Inside the warm building, we shed our coats in the hall, smelling the scent of a fresh fir tree standing tall in the community room. On the tree were paper ornaments we children had made in Sunday school. I was so proud to see my drawing of baby Jesus on the tree and pointed it out to my parents. I remember the smiles and “You did well, Jacque” coming from mother.
The little church was full of families and the excitement of noisy children added to my racing heart. I imagine we rather looked like a ragtag bunch, but what did we kids know? After the play, Santa was going to visit with his stuffed bag of toys. To this day, I have no idea where Santa found all the toys that came out of it. There was a feeling of expectation in the air as Christmas is not only a holy time, but for children a time of magic.

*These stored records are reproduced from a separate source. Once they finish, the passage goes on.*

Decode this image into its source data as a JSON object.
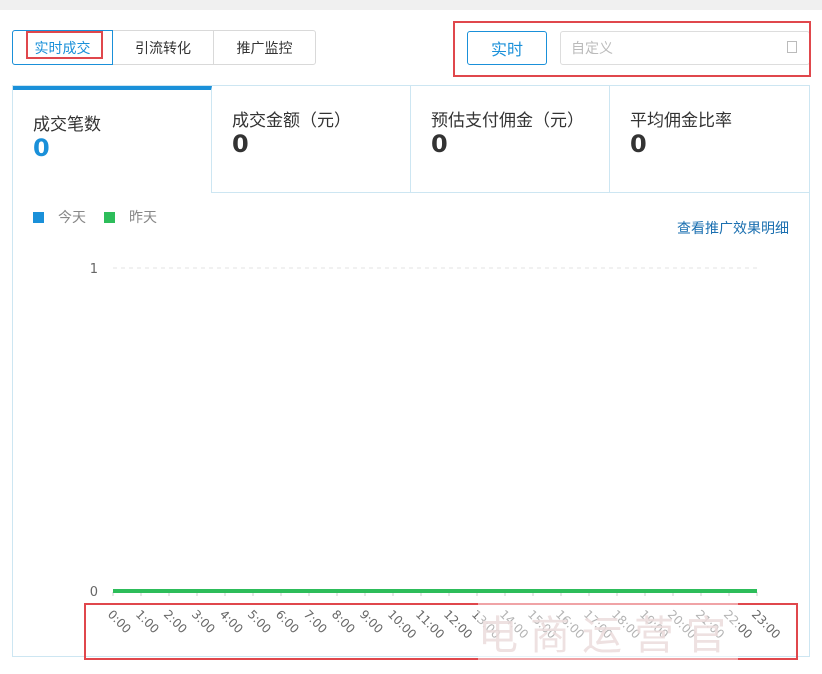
{
  "segments": [
    {
      "label": "实时成交",
      "active": true
    },
    {
      "label": "引流转化"
    },
    {
      "label": "推广监控"
    }
  ],
  "realtime_button": "实时",
  "date_input": {
    "placeholder": "自定义",
    "icon": "calendar-icon"
  },
  "metrics": [
    {
      "label": "成交笔数",
      "value": "0",
      "active": true
    },
    {
      "label": "成交金额（元）",
      "value": "0"
    },
    {
      "label": "预估支付佣金（元）",
      "value": "0"
    },
    {
      "label": "平均佣金比率",
      "value": "0"
    }
  ],
  "detail_link": "查看推广效果明细",
  "watermark": "电商运营官",
  "colors": {
    "accent": "#1a90d9",
    "today": "#1a90d9",
    "yesterday": "#2dbd5a",
    "highlight": "#e0474c"
  },
  "chart_data": {
    "type": "line",
    "x": [
      "0:00",
      "1:00",
      "2:00",
      "3:00",
      "4:00",
      "5:00",
      "6:00",
      "7:00",
      "8:00",
      "9:00",
      "10:00",
      "11:00",
      "12:00",
      "13:00",
      "14:00",
      "15:00",
      "16:00",
      "17:00",
      "18:00",
      "19:00",
      "20:00",
      "21:00",
      "22:00",
      "23:00"
    ],
    "series": [
      {
        "name": "今天",
        "color": "#1a90d9",
        "values": [
          0,
          0,
          0,
          0,
          0,
          0,
          0,
          0,
          0,
          0,
          0,
          0,
          0,
          0,
          0,
          0,
          0,
          0,
          0,
          0,
          0,
          0,
          0,
          0
        ]
      },
      {
        "name": "昨天",
        "color": "#2dbd5a",
        "values": [
          0,
          0,
          0,
          0,
          0,
          0,
          0,
          0,
          0,
          0,
          0,
          0,
          0,
          0,
          0,
          0,
          0,
          0,
          0,
          0,
          0,
          0,
          0,
          0
        ]
      }
    ],
    "yticks": [
      "0",
      "1"
    ],
    "ylim": [
      0,
      1
    ],
    "legend": "top-left",
    "grid": true
  }
}
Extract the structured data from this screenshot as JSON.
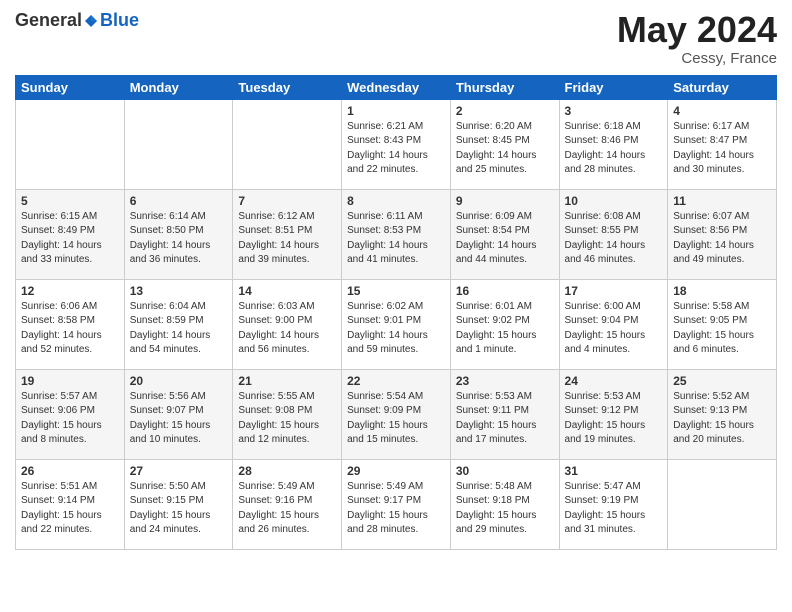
{
  "header": {
    "logo_general": "General",
    "logo_blue": "Blue",
    "month_year": "May 2024",
    "location": "Cessy, France"
  },
  "days_of_week": [
    "Sunday",
    "Monday",
    "Tuesday",
    "Wednesday",
    "Thursday",
    "Friday",
    "Saturday"
  ],
  "weeks": [
    [
      {
        "day": "",
        "info": ""
      },
      {
        "day": "",
        "info": ""
      },
      {
        "day": "",
        "info": ""
      },
      {
        "day": "1",
        "info": "Sunrise: 6:21 AM\nSunset: 8:43 PM\nDaylight: 14 hours\nand 22 minutes."
      },
      {
        "day": "2",
        "info": "Sunrise: 6:20 AM\nSunset: 8:45 PM\nDaylight: 14 hours\nand 25 minutes."
      },
      {
        "day": "3",
        "info": "Sunrise: 6:18 AM\nSunset: 8:46 PM\nDaylight: 14 hours\nand 28 minutes."
      },
      {
        "day": "4",
        "info": "Sunrise: 6:17 AM\nSunset: 8:47 PM\nDaylight: 14 hours\nand 30 minutes."
      }
    ],
    [
      {
        "day": "5",
        "info": "Sunrise: 6:15 AM\nSunset: 8:49 PM\nDaylight: 14 hours\nand 33 minutes."
      },
      {
        "day": "6",
        "info": "Sunrise: 6:14 AM\nSunset: 8:50 PM\nDaylight: 14 hours\nand 36 minutes."
      },
      {
        "day": "7",
        "info": "Sunrise: 6:12 AM\nSunset: 8:51 PM\nDaylight: 14 hours\nand 39 minutes."
      },
      {
        "day": "8",
        "info": "Sunrise: 6:11 AM\nSunset: 8:53 PM\nDaylight: 14 hours\nand 41 minutes."
      },
      {
        "day": "9",
        "info": "Sunrise: 6:09 AM\nSunset: 8:54 PM\nDaylight: 14 hours\nand 44 minutes."
      },
      {
        "day": "10",
        "info": "Sunrise: 6:08 AM\nSunset: 8:55 PM\nDaylight: 14 hours\nand 46 minutes."
      },
      {
        "day": "11",
        "info": "Sunrise: 6:07 AM\nSunset: 8:56 PM\nDaylight: 14 hours\nand 49 minutes."
      }
    ],
    [
      {
        "day": "12",
        "info": "Sunrise: 6:06 AM\nSunset: 8:58 PM\nDaylight: 14 hours\nand 52 minutes."
      },
      {
        "day": "13",
        "info": "Sunrise: 6:04 AM\nSunset: 8:59 PM\nDaylight: 14 hours\nand 54 minutes."
      },
      {
        "day": "14",
        "info": "Sunrise: 6:03 AM\nSunset: 9:00 PM\nDaylight: 14 hours\nand 56 minutes."
      },
      {
        "day": "15",
        "info": "Sunrise: 6:02 AM\nSunset: 9:01 PM\nDaylight: 14 hours\nand 59 minutes."
      },
      {
        "day": "16",
        "info": "Sunrise: 6:01 AM\nSunset: 9:02 PM\nDaylight: 15 hours\nand 1 minute."
      },
      {
        "day": "17",
        "info": "Sunrise: 6:00 AM\nSunset: 9:04 PM\nDaylight: 15 hours\nand 4 minutes."
      },
      {
        "day": "18",
        "info": "Sunrise: 5:58 AM\nSunset: 9:05 PM\nDaylight: 15 hours\nand 6 minutes."
      }
    ],
    [
      {
        "day": "19",
        "info": "Sunrise: 5:57 AM\nSunset: 9:06 PM\nDaylight: 15 hours\nand 8 minutes."
      },
      {
        "day": "20",
        "info": "Sunrise: 5:56 AM\nSunset: 9:07 PM\nDaylight: 15 hours\nand 10 minutes."
      },
      {
        "day": "21",
        "info": "Sunrise: 5:55 AM\nSunset: 9:08 PM\nDaylight: 15 hours\nand 12 minutes."
      },
      {
        "day": "22",
        "info": "Sunrise: 5:54 AM\nSunset: 9:09 PM\nDaylight: 15 hours\nand 15 minutes."
      },
      {
        "day": "23",
        "info": "Sunrise: 5:53 AM\nSunset: 9:11 PM\nDaylight: 15 hours\nand 17 minutes."
      },
      {
        "day": "24",
        "info": "Sunrise: 5:53 AM\nSunset: 9:12 PM\nDaylight: 15 hours\nand 19 minutes."
      },
      {
        "day": "25",
        "info": "Sunrise: 5:52 AM\nSunset: 9:13 PM\nDaylight: 15 hours\nand 20 minutes."
      }
    ],
    [
      {
        "day": "26",
        "info": "Sunrise: 5:51 AM\nSunset: 9:14 PM\nDaylight: 15 hours\nand 22 minutes."
      },
      {
        "day": "27",
        "info": "Sunrise: 5:50 AM\nSunset: 9:15 PM\nDaylight: 15 hours\nand 24 minutes."
      },
      {
        "day": "28",
        "info": "Sunrise: 5:49 AM\nSunset: 9:16 PM\nDaylight: 15 hours\nand 26 minutes."
      },
      {
        "day": "29",
        "info": "Sunrise: 5:49 AM\nSunset: 9:17 PM\nDaylight: 15 hours\nand 28 minutes."
      },
      {
        "day": "30",
        "info": "Sunrise: 5:48 AM\nSunset: 9:18 PM\nDaylight: 15 hours\nand 29 minutes."
      },
      {
        "day": "31",
        "info": "Sunrise: 5:47 AM\nSunset: 9:19 PM\nDaylight: 15 hours\nand 31 minutes."
      },
      {
        "day": "",
        "info": ""
      }
    ]
  ]
}
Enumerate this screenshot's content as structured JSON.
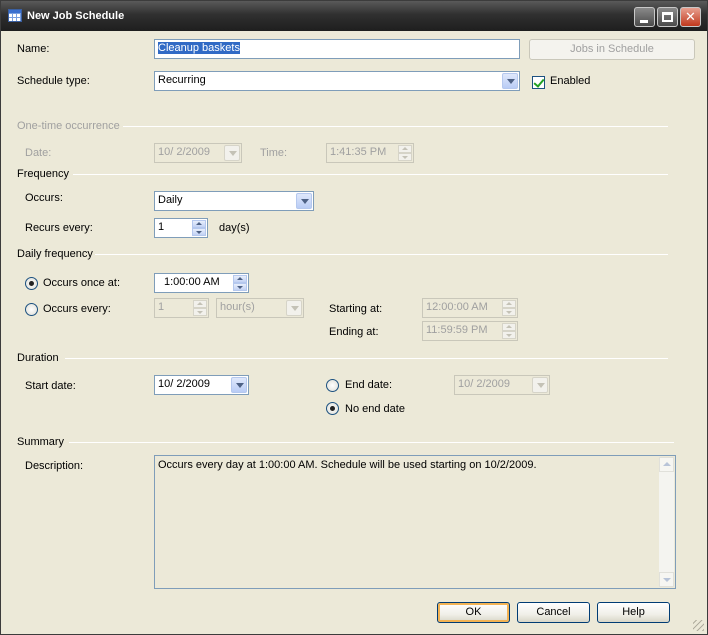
{
  "window": {
    "title": "New Job Schedule",
    "controls": {
      "minimize": "minimize-icon",
      "maximize": "maximize-icon",
      "close": "close-icon"
    }
  },
  "name": {
    "label": "Name:",
    "value": "Cleanup baskets"
  },
  "jobs_in_schedule_label": "Jobs in Schedule",
  "schedule_type": {
    "label": "Schedule type:",
    "value": "Recurring"
  },
  "enabled": {
    "label": "Enabled",
    "checked": true
  },
  "one_time": {
    "group_label": "One-time occurrence",
    "date_label": "Date:",
    "date_value": "10/  2/2009",
    "time_label": "Time:",
    "time_value": "1:41:35 PM"
  },
  "frequency": {
    "group_label": "Frequency",
    "occurs_label": "Occurs:",
    "occurs_value": "Daily",
    "recurs_label": "Recurs every:",
    "recurs_value": "1",
    "recurs_unit": "day(s)"
  },
  "daily_frequency": {
    "group_label": "Daily frequency",
    "once_label": "Occurs once at:",
    "once_value": "1:00:00 AM",
    "every_label": "Occurs every:",
    "every_value": "1",
    "every_unit": "hour(s)",
    "starting_label": "Starting at:",
    "starting_value": "12:00:00 AM",
    "ending_label": "Ending at:",
    "ending_value": "11:59:59 PM",
    "selected": "once"
  },
  "duration": {
    "group_label": "Duration",
    "start_label": "Start date:",
    "start_value": "10/  2/2009",
    "end_label": "End date:",
    "end_value": "10/  2/2009",
    "no_end_label": "No end date",
    "selected": "no_end"
  },
  "summary": {
    "group_label": "Summary",
    "description_label": "Description:",
    "description_text": "Occurs every day at 1:00:00 AM. Schedule will be used starting on 10/2/2009."
  },
  "buttons": {
    "ok": "OK",
    "cancel": "Cancel",
    "help": "Help"
  },
  "colors": {
    "accent": "#316ac5",
    "titlebar": "#303030",
    "radio_selected": "#21a121"
  }
}
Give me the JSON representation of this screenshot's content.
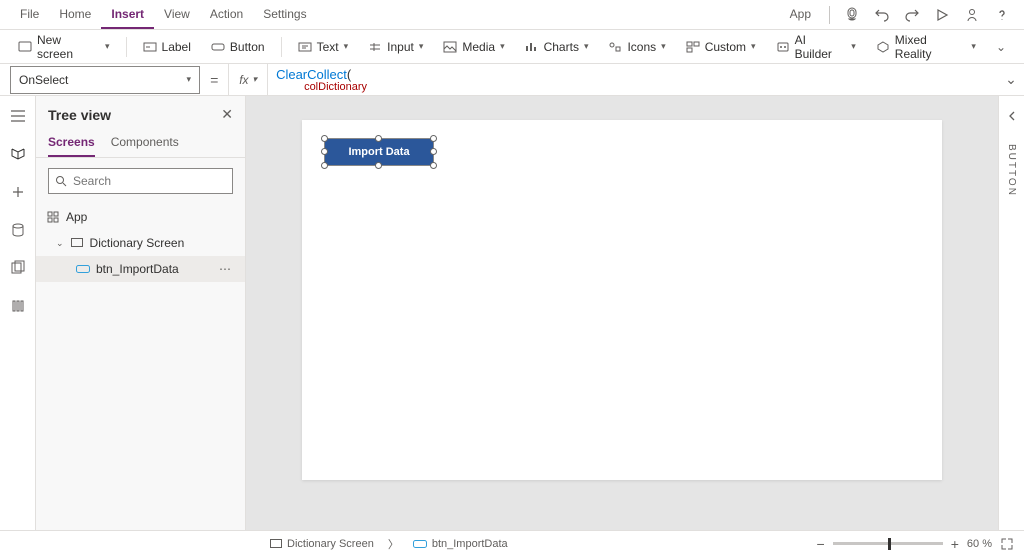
{
  "menu": {
    "file": "File",
    "home": "Home",
    "insert": "Insert",
    "view": "View",
    "action": "Action",
    "settings": "Settings"
  },
  "topright": {
    "app": "App"
  },
  "ribbon": {
    "newscreen": "New screen",
    "label": "Label",
    "button": "Button",
    "text": "Text",
    "input": "Input",
    "media": "Media",
    "charts": "Charts",
    "icons": "Icons",
    "custom": "Custom",
    "aibuilder": "AI Builder",
    "mixed": "Mixed Reality"
  },
  "formula": {
    "property": "OnSelect",
    "fx": "fx",
    "funcName": "ClearCollect",
    "punc": "(",
    "line2": "colDictionary"
  },
  "tree": {
    "title": "Tree view",
    "tabs": {
      "screens": "Screens",
      "components": "Components"
    },
    "searchPlaceholder": "Search",
    "appLabel": "App",
    "screenName": "Dictionary Screen",
    "controlName": "btn_ImportData"
  },
  "canvas": {
    "buttonText": "Import Data"
  },
  "rightRail": {
    "label": "BUTTON"
  },
  "status": {
    "crumb1": "Dictionary Screen",
    "crumb2": "btn_ImportData",
    "zoomValue": "60",
    "zoomUnit": "%"
  }
}
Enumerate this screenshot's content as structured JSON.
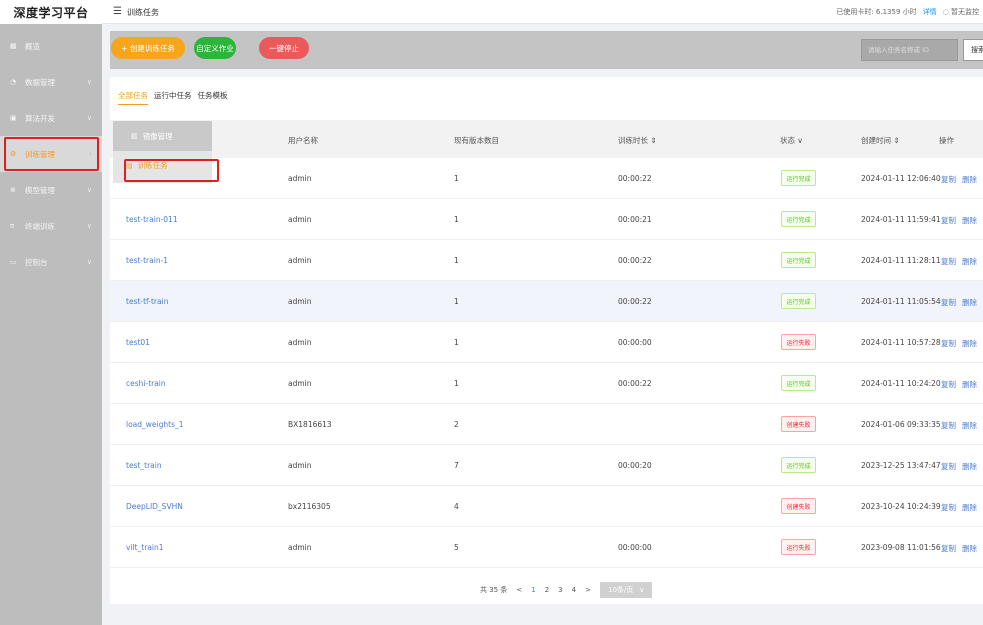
{
  "header": {
    "logo": "深度学习平台",
    "menu_icon": "menu-icon",
    "breadcrumb": "训练任务",
    "usage_text": "已使用卡时: 6.1359 小时",
    "usage_link": "详情",
    "status_text": "◌ 暂无监控"
  },
  "sidebar": {
    "items": [
      {
        "label": "概览",
        "icon": "overview-icon"
      },
      {
        "label": "数据管理",
        "icon": "data-icon"
      },
      {
        "label": "算法开发",
        "icon": "dev-icon"
      },
      {
        "label": "训练管理",
        "icon": "train-icon"
      },
      {
        "label": "模型管理",
        "icon": "model-icon"
      },
      {
        "label": "终端训练",
        "icon": "terminal-icon"
      },
      {
        "label": "控制台",
        "icon": "console-icon"
      }
    ]
  },
  "submenu": {
    "header": "镜像管理",
    "item": "训练任务"
  },
  "toolbar": {
    "create_label": "+ 创建训练任务",
    "custom_label": "自定义作业",
    "stop_label": "一键停止",
    "search_placeholder": "请输入任务名称或 ID",
    "search_label": "搜索"
  },
  "tabs": [
    {
      "label": "全部任务",
      "active": true
    },
    {
      "label": "运行中任务",
      "active": false
    },
    {
      "label": "任务模板",
      "active": false
    }
  ],
  "table": {
    "headers": {
      "user": "用户名称",
      "version": "现有版本数目",
      "duration": "训练时长 ⇕",
      "status": "状态 ∨",
      "created": "创建时间 ⇕",
      "ops": "操作"
    },
    "rows": [
      {
        "name": "",
        "user": "admin",
        "version": "1",
        "duration": "00:00:22",
        "status": "运行完成",
        "ok": true,
        "created": "2024-01-11 12:06:40"
      },
      {
        "name": "test-train-011",
        "user": "admin",
        "version": "1",
        "duration": "00:00:21",
        "status": "运行完成",
        "ok": true,
        "created": "2024-01-11 11:59:41"
      },
      {
        "name": "test-train-1",
        "user": "admin",
        "version": "1",
        "duration": "00:00:22",
        "status": "运行完成",
        "ok": true,
        "created": "2024-01-11 11:28:11"
      },
      {
        "name": "test-tf-train",
        "user": "admin",
        "version": "1",
        "duration": "00:00:22",
        "status": "运行完成",
        "ok": true,
        "created": "2024-01-11 11:05:54"
      },
      {
        "name": "test01",
        "user": "admin",
        "version": "1",
        "duration": "00:00:00",
        "status": "运行失败",
        "ok": false,
        "created": "2024-01-11 10:57:28"
      },
      {
        "name": "ceshi-train",
        "user": "admin",
        "version": "1",
        "duration": "00:00:22",
        "status": "运行完成",
        "ok": true,
        "created": "2024-01-11 10:24:20"
      },
      {
        "name": "load_weights_1",
        "user": "BX1816613",
        "version": "2",
        "duration": "",
        "status": "创建失败",
        "ok": false,
        "created": "2024-01-06 09:33:35"
      },
      {
        "name": "test_train",
        "user": "admin",
        "version": "7",
        "duration": "00:00:20",
        "status": "运行完成",
        "ok": true,
        "created": "2023-12-25 13:47:47"
      },
      {
        "name": "DeepLID_SVHN",
        "user": "bx2116305",
        "version": "4",
        "duration": "",
        "status": "创建失败",
        "ok": false,
        "created": "2023-10-24 10:24:39"
      },
      {
        "name": "vilt_train1",
        "user": "admin",
        "version": "5",
        "duration": "00:00:00",
        "status": "运行失败",
        "ok": false,
        "created": "2023-09-08 11:01:56"
      }
    ],
    "op_copy": "复制",
    "op_delete": "删除"
  },
  "pagination": {
    "total": "共 35 条",
    "prev": "<",
    "pages": [
      "1",
      "2",
      "3",
      "4"
    ],
    "current": "1",
    "next": ">",
    "page_size": "10条/页",
    "size_arrow": "∨"
  },
  "colors": {
    "accent": "#f29c1f",
    "create": "#f7a51c",
    "custom": "#2bb53a",
    "stop": "#eb5a5a",
    "link": "#4a7bd1"
  }
}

The lights were dimmed, the stage lit. All were quiet and not even a whimper from the tiniest observer. The nativity story, which I knew by heart, held me fascinated and I made a wish that one day I could be in the play. To me, a wish was like a prayer (yes, a few years later I did get to play the lead of Mother Mary — and tripped over my long gown, dropping baby Jesus on his rubber doll head. I do hope he has forgiven me).
After the play, our pastor’s wife and a few of the mothers served the decorated sugar cookies and warm apple cider. In my life, a long one, I have never tasted anything like those cookies. Then, Santa suddenly appeared with a loud “Ho Ho Ho.” The shrieks and laughter of the children that rocked the old building with its dark, wooden floors so worn with years of use was something to remember.
Each child received a gift from the magic bag. My gift: color book, crayons and a set of paper dolls to cut out with a pair of blunt scissors. I was thrilled. Next, a stocking with a ripe orange, a few nuts and a candy cane. Little brother Frankie was proud of his handmade wooden toy truck, a warm knitted cap and his stuffed stocking.
After the Merry Christ-mases were hollered to one another, clutching the gifts to my chest, I sang “Jingle Bells” as only a 5-year-old could all the way home.
Today people might say, “What is so memorable about a time like that?”
My answer: I was blessed to have learned at an early age that, in spite of hard times, life has its moments of joy and that there is always hope for tomorrow. This is still my philosophy.
Merry Christmas one and all!
— Contact Jacque Thornton at email@example.com